Entries supplied START

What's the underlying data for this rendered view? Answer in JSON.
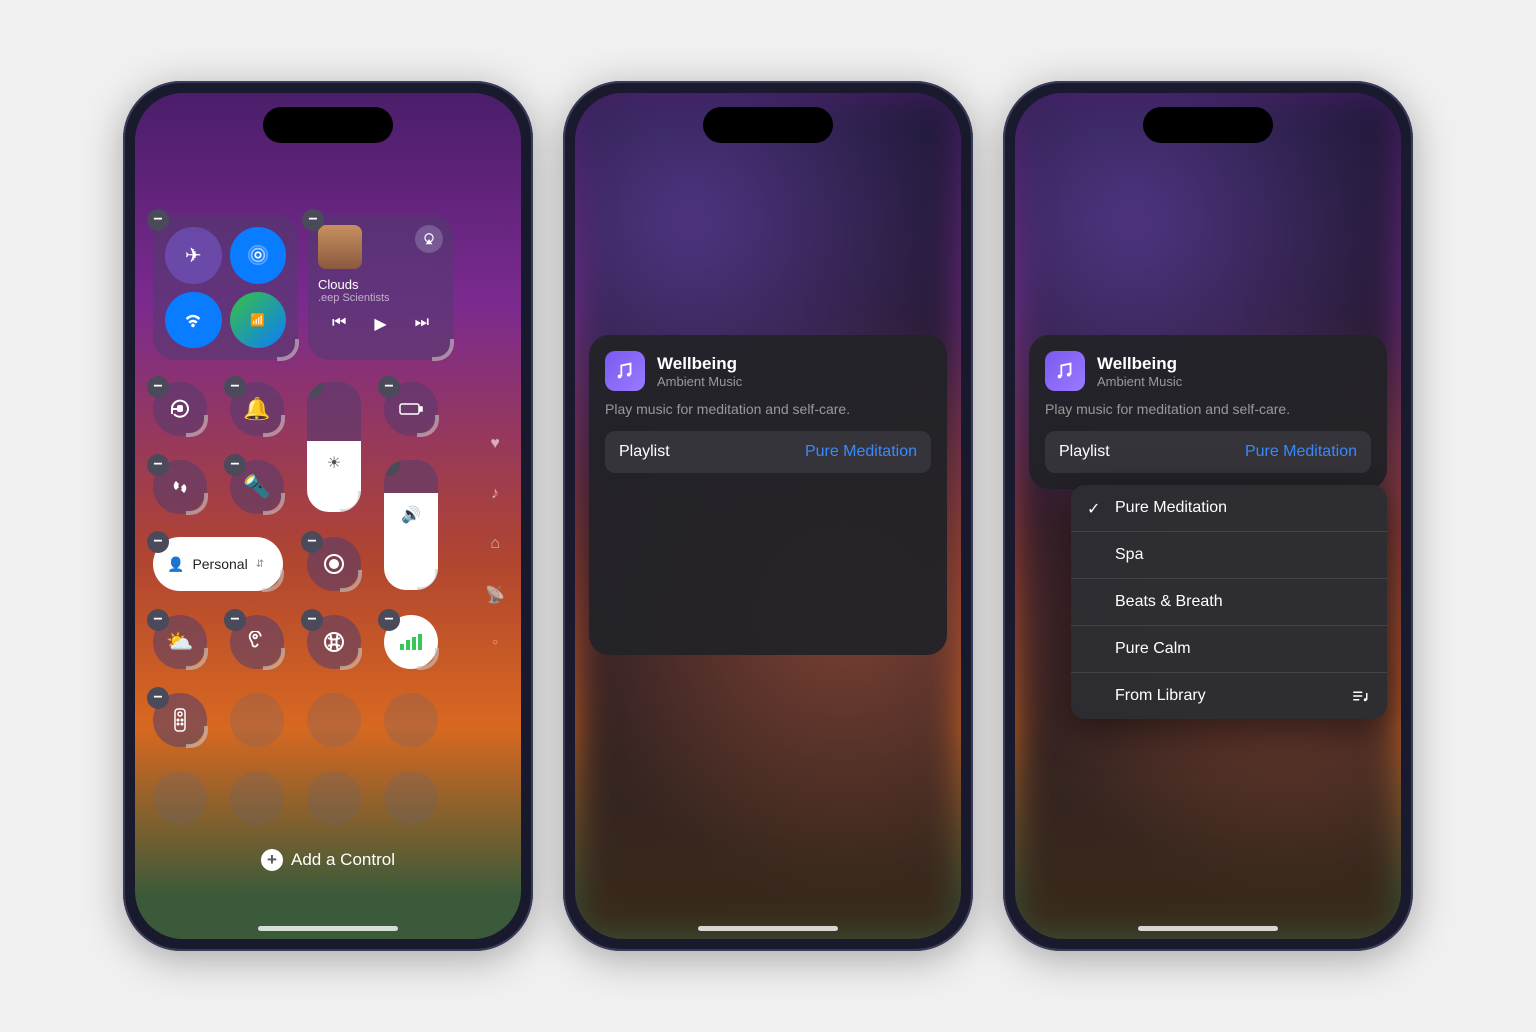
{
  "phone1": {
    "media": {
      "title": "Clouds",
      "artist": ".eep Scientists"
    },
    "focus": {
      "label": "Personal"
    },
    "add_control": "Add a Control"
  },
  "sheet": {
    "title": "Wellbeing",
    "subtitle": "Ambient Music",
    "description": "Play music for meditation and self-care.",
    "playlist_label": "Playlist",
    "playlist_value": "Pure Meditation"
  },
  "dropdown": {
    "items": [
      "Pure Meditation",
      "Spa",
      "Beats & Breath",
      "Pure Calm",
      "From Library"
    ],
    "selected": "Pure Meditation"
  }
}
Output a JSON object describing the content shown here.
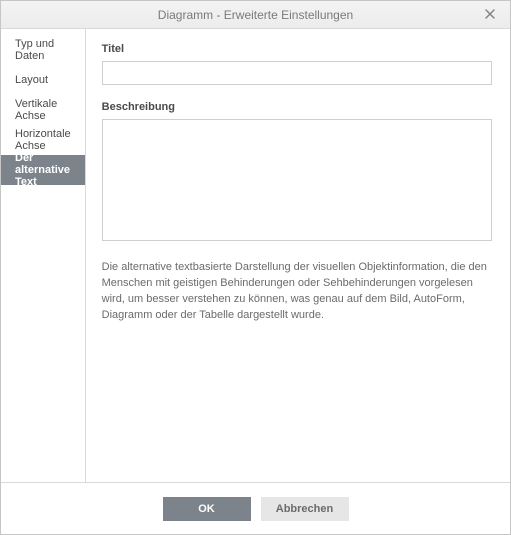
{
  "dialog": {
    "title": "Diagramm - Erweiterte Einstellungen"
  },
  "sidebar": {
    "items": [
      {
        "label": "Typ und Daten",
        "selected": false
      },
      {
        "label": "Layout",
        "selected": false
      },
      {
        "label": "Vertikale Achse",
        "selected": false
      },
      {
        "label": "Horizontale Achse",
        "selected": false
      },
      {
        "label": "Der alternative Text",
        "selected": true
      }
    ]
  },
  "content": {
    "title_label": "Titel",
    "title_value": "",
    "description_label": "Beschreibung",
    "description_value": "",
    "help_text": "Die alternative textbasierte Darstellung der visuellen Objektinformation, die den Menschen mit geistigen Behinderungen oder Sehbehinderungen vorgelesen wird, um besser verstehen zu können, was genau auf dem Bild, AutoForm, Diagramm oder der Tabelle dargestellt wurde."
  },
  "footer": {
    "ok_label": "OK",
    "cancel_label": "Abbrechen"
  }
}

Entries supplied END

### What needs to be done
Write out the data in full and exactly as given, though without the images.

### Written solution
What's the underlying data for this rendered view? Answer in JSON.
{
  "phone1": {
    "media": {
      "title": "Clouds",
      "artist": ".eep Scientists"
    },
    "focus": {
      "label": "Personal"
    },
    "add_control": "Add a Control"
  },
  "sheet": {
    "title": "Wellbeing",
    "subtitle": "Ambient Music",
    "description": "Play music for meditation and self-care.",
    "playlist_label": "Playlist",
    "playlist_value": "Pure Meditation"
  },
  "dropdown": {
    "items": [
      "Pure Meditation",
      "Spa",
      "Beats & Breath",
      "Pure Calm",
      "From Library"
    ],
    "selected": "Pure Meditation"
  }
}
Output a JSON object describing the content shown here.
{
  "dialog": {
    "title": "Diagramm - Erweiterte Einstellungen"
  },
  "sidebar": {
    "items": [
      {
        "label": "Typ und Daten",
        "selected": false
      },
      {
        "label": "Layout",
        "selected": false
      },
      {
        "label": "Vertikale Achse",
        "selected": false
      },
      {
        "label": "Horizontale Achse",
        "selected": false
      },
      {
        "label": "Der alternative Text",
        "selected": true
      }
    ]
  },
  "content": {
    "title_label": "Titel",
    "title_value": "",
    "description_label": "Beschreibung",
    "description_value": "",
    "help_text": "Die alternative textbasierte Darstellung der visuellen Objektinformation, die den Menschen mit geistigen Behinderungen oder Sehbehinderungen vorgelesen wird, um besser verstehen zu können, was genau auf dem Bild, AutoForm, Diagramm oder der Tabelle dargestellt wurde."
  },
  "footer": {
    "ok_label": "OK",
    "cancel_label": "Abbrechen"
  }
}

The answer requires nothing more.